:: Task description ::
Omit the images and reproduce the rest of the entries exactly.

:: The records ::
-*-
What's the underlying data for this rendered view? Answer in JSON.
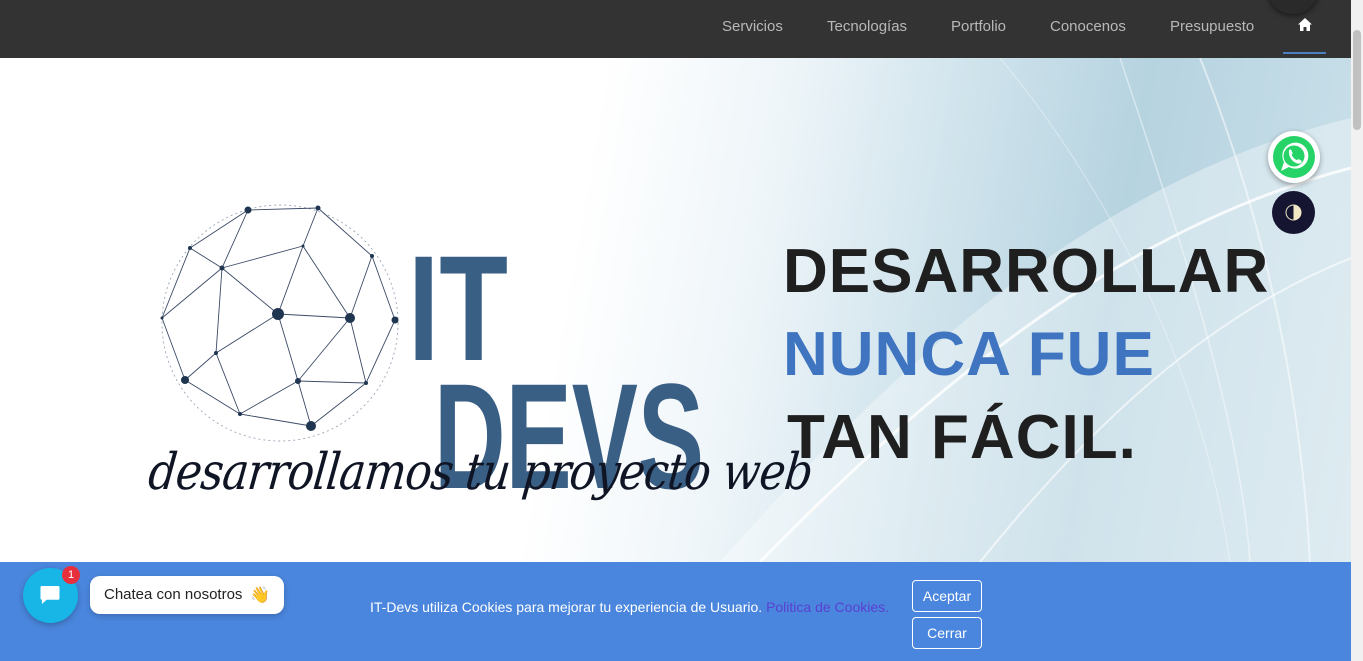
{
  "nav": {
    "items": [
      {
        "label": "Servicios"
      },
      {
        "label": "Tecnologías"
      },
      {
        "label": "Portfolio"
      },
      {
        "label": "Conocenos"
      },
      {
        "label": "Presupuesto"
      }
    ],
    "home_icon": "home-icon"
  },
  "hero": {
    "logo": {
      "text_top": "IT",
      "text_bottom": "DEVS",
      "icon": "globe-network-icon"
    },
    "tagline": "desarrollamos tu proyecto web",
    "headline": {
      "line1": "DESARROLLAR",
      "line2": "NUNCA FUE",
      "line3": "TAN FÁCIL."
    }
  },
  "floating": {
    "whatsapp_icon": "whatsapp-icon",
    "theme_icon": "contrast-icon"
  },
  "cookie_bar": {
    "message": "IT-Devs utiliza Cookies para mejorar tu experiencia de Usuario.",
    "link_text": "Politica de Cookies.",
    "accept_label": "Aceptar",
    "close_label": "Cerrar"
  },
  "chat": {
    "badge_count": "1",
    "bubble_text": "Chatea con nosotros",
    "wave_emoji": "👋"
  },
  "colors": {
    "navbar": "#333333",
    "accent_blue": "#3f74c0",
    "cookie_bar": "#4a86dd",
    "chat_fab": "#17b6e6",
    "whatsapp": "#25d366"
  }
}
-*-
:: Finished task ::
What's the underlying data for this rendered view? Answer in JSON.
{
  "nav": {
    "items": [
      {
        "label": "Servicios"
      },
      {
        "label": "Tecnologías"
      },
      {
        "label": "Portfolio"
      },
      {
        "label": "Conocenos"
      },
      {
        "label": "Presupuesto"
      }
    ],
    "home_icon": "home-icon"
  },
  "hero": {
    "logo": {
      "text_top": "IT",
      "text_bottom": "DEVS",
      "icon": "globe-network-icon"
    },
    "tagline": "desarrollamos tu proyecto web",
    "headline": {
      "line1": "DESARROLLAR",
      "line2": "NUNCA FUE",
      "line3": "TAN FÁCIL."
    }
  },
  "floating": {
    "whatsapp_icon": "whatsapp-icon",
    "theme_icon": "contrast-icon"
  },
  "cookie_bar": {
    "message": "IT-Devs utiliza Cookies para mejorar tu experiencia de Usuario.",
    "link_text": "Politica de Cookies.",
    "accept_label": "Aceptar",
    "close_label": "Cerrar"
  },
  "chat": {
    "badge_count": "1",
    "bubble_text": "Chatea con nosotros",
    "wave_emoji": "👋"
  },
  "colors": {
    "navbar": "#333333",
    "accent_blue": "#3f74c0",
    "cookie_bar": "#4a86dd",
    "chat_fab": "#17b6e6",
    "whatsapp": "#25d366"
  }
}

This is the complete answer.